Highlights from 2022:

  • Published a fully-functional web tool that Kansas attorneys can use to quickly and easily generate expungement forms for individuals at expungement events
  • Tested the tool at five expungement clinics across Kansas
  • Generated and submitted 92 expungement requests for 54 clinic attendees
  • Began preparing the tool to be made available to non-attorney users starting in Spring/Summer 2023

For those who have been convicted of a crime, their criminal record can often haunt them long after they have served their time. A criminal record can make it difficult to find a job, secure housing, or obtain a loan. These challenges can make it difficult for individuals to find a stable situation and start fresh after their release. In Kansas, it is possible for most individuals with convictions to apply to have their records expunged so long as they have gone for several years without encountering any other legal troubles. However, this process can be complex, expensive, and time-consuming, which creates significant barriers for those seeking expungement.

Clear My Record is a project aimed at developing a simple web-based application that people with criminal convictions can use to determine if they are eligible to have their records expunged, and if so complete an expungement application they can file with the court. 

The Kansas Clear My Record project began in 2021, building on previous work by KC Digital Drive and the University of Missouri – Kansas City School of Law to build a Missouri-focused expungement tool for pro bono lawyers and students. For the Kansas tool, the Clear My Record Team is collaborating with Kansas Legal Services (KLS) and the Wyandotte County District Attorney’s Office, and is being funded through a grant from the Local Initiatives Support Corporation (LISC).

The Clear My Record team–led by attorney and UMKC adjunct professor Scott Stockwell, lead coder Paul Barham, and KC Digital Drive program analyst William Crumpler–started the project with a series of interviews in late 2021 aimed at understanding the current expungement process from the perspective of prosecutors, defense attorneys, court clerks, and KLS attorneys across Kansas. 
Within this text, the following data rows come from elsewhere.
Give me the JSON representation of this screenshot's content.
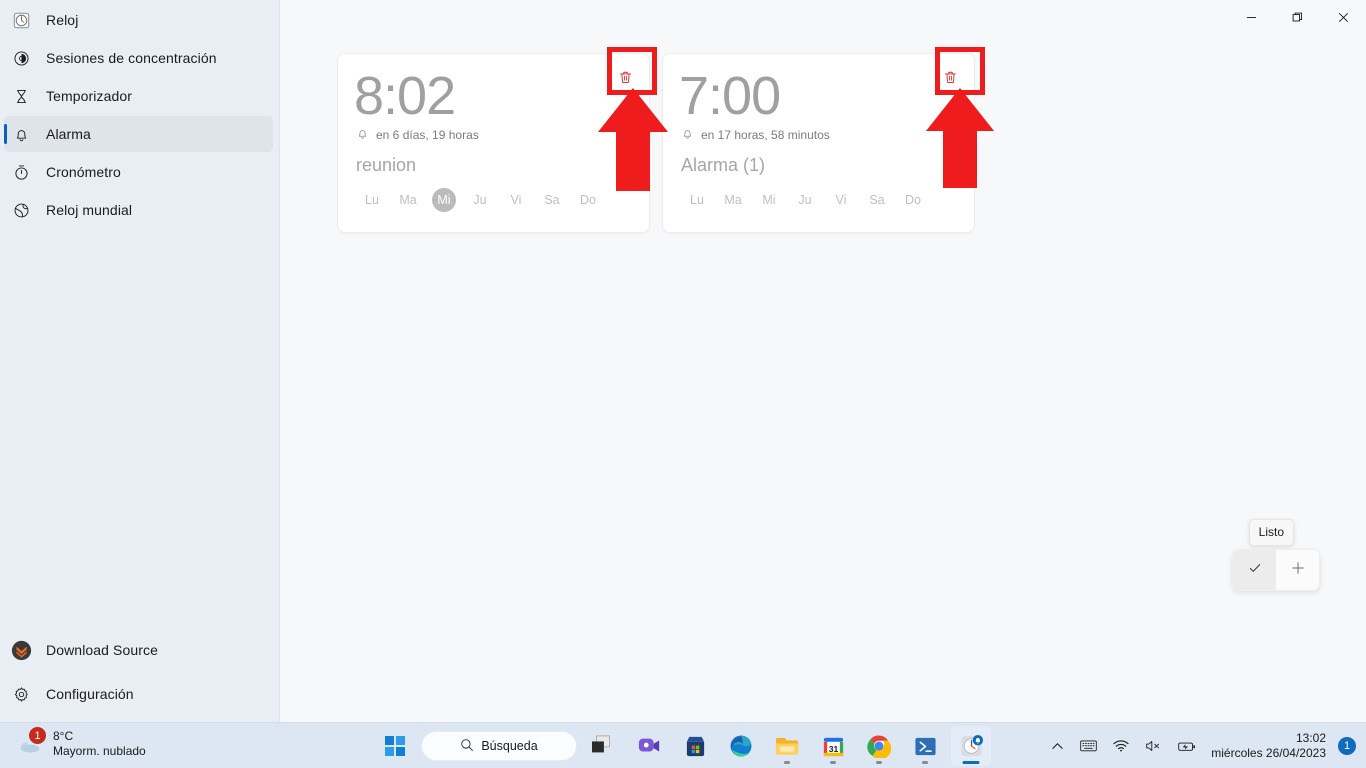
{
  "app": {
    "title": "Reloj",
    "window_controls": {
      "minimize": "–",
      "maximize": "❐",
      "close": "✕"
    }
  },
  "sidebar": {
    "items": [
      {
        "label": "Reloj",
        "icon": "clock-icon",
        "selected": false
      },
      {
        "label": "Sesiones de concentración",
        "icon": "focus-icon",
        "selected": false
      },
      {
        "label": "Temporizador",
        "icon": "hourglass-icon",
        "selected": false
      },
      {
        "label": "Alarma",
        "icon": "bell-icon",
        "selected": true
      },
      {
        "label": "Cronómetro",
        "icon": "stopwatch-icon",
        "selected": false
      },
      {
        "label": "Reloj mundial",
        "icon": "globe-icon",
        "selected": false
      }
    ],
    "bottom_items": [
      {
        "label": "Download Source",
        "icon": "download-source-icon"
      },
      {
        "label": "Configuración",
        "icon": "gear-icon"
      }
    ]
  },
  "alarms": [
    {
      "time": "8:02",
      "remaining": "en 6 días, 19 horas",
      "name": "reunion",
      "days": [
        {
          "label": "Lu",
          "active": false
        },
        {
          "label": "Ma",
          "active": false
        },
        {
          "label": "Mi",
          "active": true
        },
        {
          "label": "Ju",
          "active": false
        },
        {
          "label": "Vi",
          "active": false
        },
        {
          "label": "Sa",
          "active": false
        },
        {
          "label": "Do",
          "active": false
        }
      ],
      "delete_label": "Eliminar"
    },
    {
      "time": "7:00",
      "remaining": "en 17 horas, 58 minutos",
      "name": "Alarma (1)",
      "days": [
        {
          "label": "Lu",
          "active": false
        },
        {
          "label": "Ma",
          "active": false
        },
        {
          "label": "Mi",
          "active": false
        },
        {
          "label": "Ju",
          "active": false
        },
        {
          "label": "Vi",
          "active": false
        },
        {
          "label": "Sa",
          "active": false
        },
        {
          "label": "Do",
          "active": false
        }
      ],
      "delete_label": "Eliminar"
    }
  ],
  "fab": {
    "tooltip": "Listo",
    "done_icon": "check-icon",
    "add_icon": "plus-icon"
  },
  "annotation": {
    "color": "#ee1c1c",
    "boxes": 2,
    "arrows": 2
  },
  "taskbar": {
    "weather": {
      "temperature": "8°C",
      "condition": "Mayorm. nublado",
      "badge": "1"
    },
    "search": {
      "placeholder": "Búsqueda",
      "icon": "search-icon"
    },
    "apps": [
      {
        "name": "start-button",
        "icon": "windows-logo-icon"
      },
      {
        "name": "task-view",
        "icon": "task-view-icon"
      },
      {
        "name": "microsoft-teams",
        "icon": "teams-icon"
      },
      {
        "name": "microsoft-store",
        "icon": "store-icon"
      },
      {
        "name": "microsoft-edge",
        "icon": "edge-icon"
      },
      {
        "name": "file-explorer",
        "icon": "folder-icon"
      },
      {
        "name": "calendar",
        "icon": "calendar-icon",
        "day": "31"
      },
      {
        "name": "google-chrome",
        "icon": "chrome-icon"
      },
      {
        "name": "powershell",
        "icon": "powershell-icon"
      },
      {
        "name": "clock-app",
        "icon": "clock-app-icon",
        "active": true,
        "badge": "bell"
      }
    ],
    "tray": {
      "chevron": "show-hidden-icons",
      "keyboard": "keyboard-icon",
      "wifi": "wifi-icon",
      "volume": "volume-muted-icon",
      "battery": "battery-charging-icon",
      "time": "13:02",
      "date": "miércoles 26/04/2023",
      "notifications": "1"
    }
  }
}
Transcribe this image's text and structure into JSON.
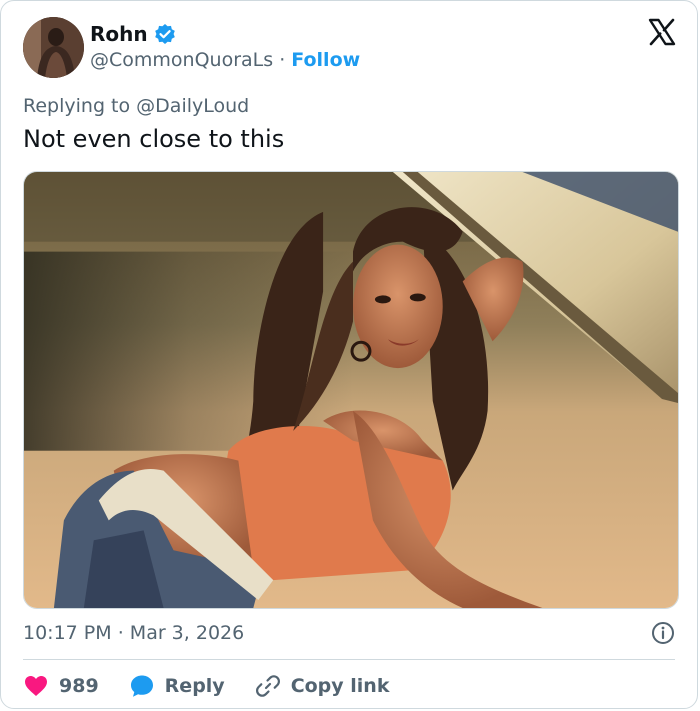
{
  "author": {
    "display_name": "Rohn",
    "handle": "@CommonQuoraLs",
    "separator": "·",
    "follow_label": "Follow",
    "verified_color": "#1d9bf0"
  },
  "replying_to": {
    "prefix": "Replying to",
    "mention": "@DailyLoud"
  },
  "tweet": {
    "text": "Not even close to this"
  },
  "meta": {
    "time": "10:17 PM",
    "separator": "·",
    "date": "Mar 3, 2026"
  },
  "actions": {
    "likes_count": "989",
    "reply_label": "Reply",
    "copy_link_label": "Copy link",
    "like_color": "#f91880",
    "reply_color": "#1d9bf0"
  },
  "icons": [
    "verified-badge-icon",
    "x-logo-icon",
    "info-icon",
    "heart-icon",
    "reply-bubble-icon",
    "link-icon"
  ]
}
Once these interviews were completed, in 2022 the team began developing a prototype application that KLS attorneys could test at public expungement clinics. These clinics are open events where individuals with criminal records are invited to come and receive free legal assistance in filling out their applications for expungement. To build the prototype, the team used Jotform – a low-code software platform for building interactive forms. Using Jotform allowed the team to quickly design a questionnaire that would take in information about an individual’s criminal record and output a properly formatted PDF file ready for printing and submission. 
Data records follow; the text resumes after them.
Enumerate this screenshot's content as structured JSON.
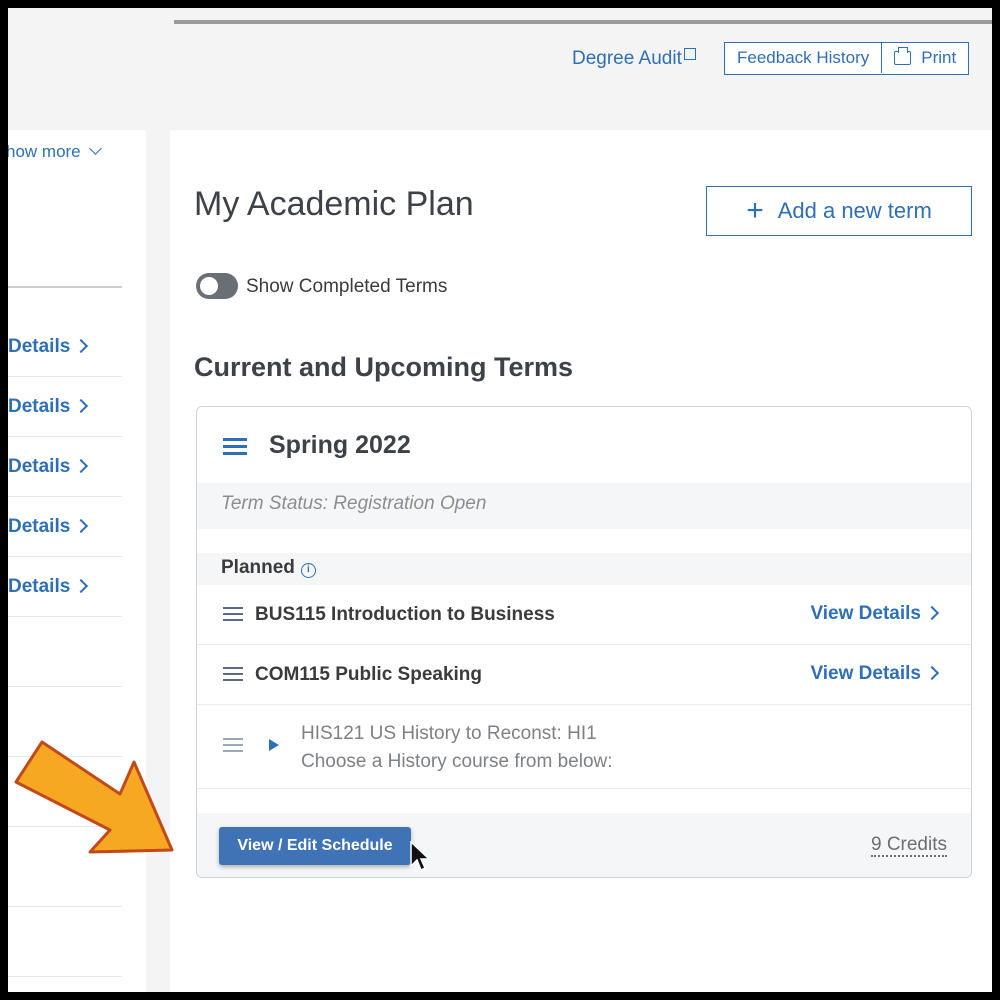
{
  "header": {
    "degree_audit": "Degree Audit",
    "feedback_history": "Feedback History",
    "print": "Print"
  },
  "left_panel": {
    "show_more": "how more",
    "detail_links": [
      "Details",
      "Details",
      "Details",
      "Details",
      "Details"
    ]
  },
  "main": {
    "title": "My Academic Plan",
    "add_term": "Add a new term",
    "toggle_label": "Show Completed Terms",
    "toggle_on": false,
    "section_title": "Current and Upcoming Terms"
  },
  "term": {
    "name": "Spring 2022",
    "status": "Term Status: Registration Open",
    "planned_label": "Planned",
    "courses": [
      {
        "name": "BUS115 Introduction to Business",
        "link": "View Details"
      },
      {
        "name": "COM115 Public Speaking",
        "link": "View Details"
      }
    ],
    "choice": {
      "line1": "HIS121 US History to Reconst: HI1",
      "line2": "Choose a History course from below:"
    },
    "edit_button": "View / Edit Schedule",
    "credits": "9 Credits"
  },
  "colors": {
    "accent": "#2f6fb6",
    "button": "#3f73b5",
    "annotation_arrow": "#f7a823"
  },
  "icons": [
    "external-link-icon",
    "print-icon",
    "chevron-down-icon",
    "chevron-right-icon",
    "plus-icon",
    "drag-handle-icon",
    "info-icon",
    "play-icon",
    "cursor-icon",
    "annotation-arrow-icon"
  ]
}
While the use of Jotform limited the degree to which the team was able to customize the look and feel of the experience, it made it significantly easier to rapidly iterate the tool’s design. Because the form could be quickly built and rebuilt on Jotform without needing to code an entire app from scratch, the team was able to move quickly to get a prototype up and running so that KLS attorneys could begin to test the tool in the field. 

The first expungement clinic the team participated in was held in Emporia in June of 2022. There, the team engaged with six individuals, of whom two were determined to be eligible for expungement. With each of these two, the team observed as the applicants filled out the forms themselves, making careful observation of where they struggled or had questions. After the event, the team used these observations to make modifications to the form, re-designing the presentation and the flow according to the problems or opportunities they had identified. 
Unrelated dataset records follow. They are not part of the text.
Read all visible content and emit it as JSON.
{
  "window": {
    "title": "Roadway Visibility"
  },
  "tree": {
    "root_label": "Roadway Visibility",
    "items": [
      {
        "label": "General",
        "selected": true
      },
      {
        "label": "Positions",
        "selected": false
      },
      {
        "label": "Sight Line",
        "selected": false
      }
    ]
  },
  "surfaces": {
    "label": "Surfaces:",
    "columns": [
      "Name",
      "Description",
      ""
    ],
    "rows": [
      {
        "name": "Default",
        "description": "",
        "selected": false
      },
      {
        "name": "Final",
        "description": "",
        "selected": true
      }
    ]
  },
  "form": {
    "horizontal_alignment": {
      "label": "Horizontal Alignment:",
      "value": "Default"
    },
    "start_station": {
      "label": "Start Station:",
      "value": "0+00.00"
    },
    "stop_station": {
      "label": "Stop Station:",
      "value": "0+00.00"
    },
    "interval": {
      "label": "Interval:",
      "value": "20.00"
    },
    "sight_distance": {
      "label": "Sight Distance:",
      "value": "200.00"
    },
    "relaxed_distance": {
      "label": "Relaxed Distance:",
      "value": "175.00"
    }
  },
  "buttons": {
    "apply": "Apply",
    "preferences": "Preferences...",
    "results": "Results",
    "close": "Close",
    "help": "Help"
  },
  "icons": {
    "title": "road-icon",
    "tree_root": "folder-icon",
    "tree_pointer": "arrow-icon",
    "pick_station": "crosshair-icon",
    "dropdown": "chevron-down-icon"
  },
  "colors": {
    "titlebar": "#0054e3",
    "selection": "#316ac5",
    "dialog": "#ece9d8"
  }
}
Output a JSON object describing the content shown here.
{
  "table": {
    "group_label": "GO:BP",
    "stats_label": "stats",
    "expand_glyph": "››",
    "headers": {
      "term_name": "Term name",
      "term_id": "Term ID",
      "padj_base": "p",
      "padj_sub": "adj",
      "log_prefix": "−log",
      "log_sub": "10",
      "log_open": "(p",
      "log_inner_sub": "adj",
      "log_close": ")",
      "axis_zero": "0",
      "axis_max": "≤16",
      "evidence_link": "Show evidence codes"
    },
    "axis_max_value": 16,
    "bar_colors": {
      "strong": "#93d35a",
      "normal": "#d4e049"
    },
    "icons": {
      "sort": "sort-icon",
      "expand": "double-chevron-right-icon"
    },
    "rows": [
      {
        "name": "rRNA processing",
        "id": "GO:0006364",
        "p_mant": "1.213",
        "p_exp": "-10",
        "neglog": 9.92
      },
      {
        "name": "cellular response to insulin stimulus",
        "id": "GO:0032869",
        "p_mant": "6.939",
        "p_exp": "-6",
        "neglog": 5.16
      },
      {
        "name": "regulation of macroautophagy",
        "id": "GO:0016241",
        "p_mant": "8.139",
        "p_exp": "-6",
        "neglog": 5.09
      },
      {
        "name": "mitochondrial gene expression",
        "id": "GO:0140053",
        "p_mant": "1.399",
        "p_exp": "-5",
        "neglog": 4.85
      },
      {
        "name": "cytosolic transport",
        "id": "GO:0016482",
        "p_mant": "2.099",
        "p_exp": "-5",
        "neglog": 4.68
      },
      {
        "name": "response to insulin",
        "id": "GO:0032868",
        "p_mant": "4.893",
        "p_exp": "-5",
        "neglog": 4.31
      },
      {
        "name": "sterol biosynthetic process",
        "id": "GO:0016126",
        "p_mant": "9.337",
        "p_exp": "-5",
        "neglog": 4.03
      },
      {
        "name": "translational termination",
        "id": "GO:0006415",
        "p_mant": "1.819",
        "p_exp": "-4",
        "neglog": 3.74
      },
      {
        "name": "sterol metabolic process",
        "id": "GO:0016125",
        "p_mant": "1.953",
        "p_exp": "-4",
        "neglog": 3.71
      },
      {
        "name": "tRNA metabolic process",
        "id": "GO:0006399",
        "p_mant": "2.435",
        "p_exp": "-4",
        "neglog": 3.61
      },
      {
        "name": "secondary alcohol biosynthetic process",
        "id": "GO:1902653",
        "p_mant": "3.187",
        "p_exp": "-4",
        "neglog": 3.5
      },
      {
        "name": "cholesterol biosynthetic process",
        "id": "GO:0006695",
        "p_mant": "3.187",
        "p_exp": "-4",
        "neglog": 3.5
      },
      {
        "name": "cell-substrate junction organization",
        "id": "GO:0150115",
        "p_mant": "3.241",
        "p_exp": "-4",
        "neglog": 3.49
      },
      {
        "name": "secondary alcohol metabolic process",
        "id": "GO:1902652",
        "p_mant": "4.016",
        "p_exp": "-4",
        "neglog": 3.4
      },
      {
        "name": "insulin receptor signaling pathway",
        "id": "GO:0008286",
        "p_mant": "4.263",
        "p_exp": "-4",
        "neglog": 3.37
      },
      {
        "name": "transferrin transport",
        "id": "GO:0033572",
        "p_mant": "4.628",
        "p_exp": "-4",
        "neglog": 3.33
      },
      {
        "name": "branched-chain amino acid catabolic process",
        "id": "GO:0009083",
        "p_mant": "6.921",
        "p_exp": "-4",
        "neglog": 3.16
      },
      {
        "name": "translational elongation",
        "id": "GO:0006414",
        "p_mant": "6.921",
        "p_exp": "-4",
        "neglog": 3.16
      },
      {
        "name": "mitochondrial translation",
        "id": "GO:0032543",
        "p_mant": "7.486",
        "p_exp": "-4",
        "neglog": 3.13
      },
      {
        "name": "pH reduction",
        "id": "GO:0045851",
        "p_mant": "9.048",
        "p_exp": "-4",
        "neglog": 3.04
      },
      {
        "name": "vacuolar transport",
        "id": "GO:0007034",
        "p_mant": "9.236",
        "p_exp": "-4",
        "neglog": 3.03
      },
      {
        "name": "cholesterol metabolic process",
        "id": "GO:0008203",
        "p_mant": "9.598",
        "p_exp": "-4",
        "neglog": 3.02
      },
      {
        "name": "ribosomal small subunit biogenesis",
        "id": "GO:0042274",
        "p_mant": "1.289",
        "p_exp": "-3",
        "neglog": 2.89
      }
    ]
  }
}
Throughout the rest of 2022, the team continued this process of testing and iteration. After Emporia, the team tested the application at  fall expungement clinics in Topeka, Manhattan, Leavenworth, and Kansas City, KS. Over the course of these clinics, the team processed a total of 93 expungement requests for 54 individuals. 

After observing individuals use the form at the Kansas City, Kansas clinic, Clear My Record UX Designer Bree Walter reflected that 

“As the User Experience Designer and Researcher on the project, I had the opportunity to shadow applicant users while they were completing expungement petitions using the tool. At the end of completing his paperwork, one user called his friends and encouraged them to use the tool to complete their expungement petitions as well. It was at that point I knew we had really created something meaningful.” 

Over the course of 2022, the team also continued to expand the application’s functionality beyond simply printing out a petition for expungement. This included adding support for individuals looking to simultaneously apply to be removed from the Kansas Drug Offender Registry, adding the ability for low-income users to print a prepared form requesting that the court waive their filing fee, adding support for individuals who were never convicted of a crime, but who wish to expunge their arrest record, and adding a pre-clinic intake form that individuals could submit ahead of time to make it easier for attorneys at the clinics to look up their criminal history. 

By the end of 2022, the Clear My Record team felt confident enough about the application’s design that they have begun finalizing the tool for a public release so that any individual in Kansas can access the tool at any time, rather than only during a scheduled expungement clinic. The team aims to have the application embedded in legal self-help centers across the state by the summer of 2023, and have a publicly available link to the form in multiple locations online.

Further Reading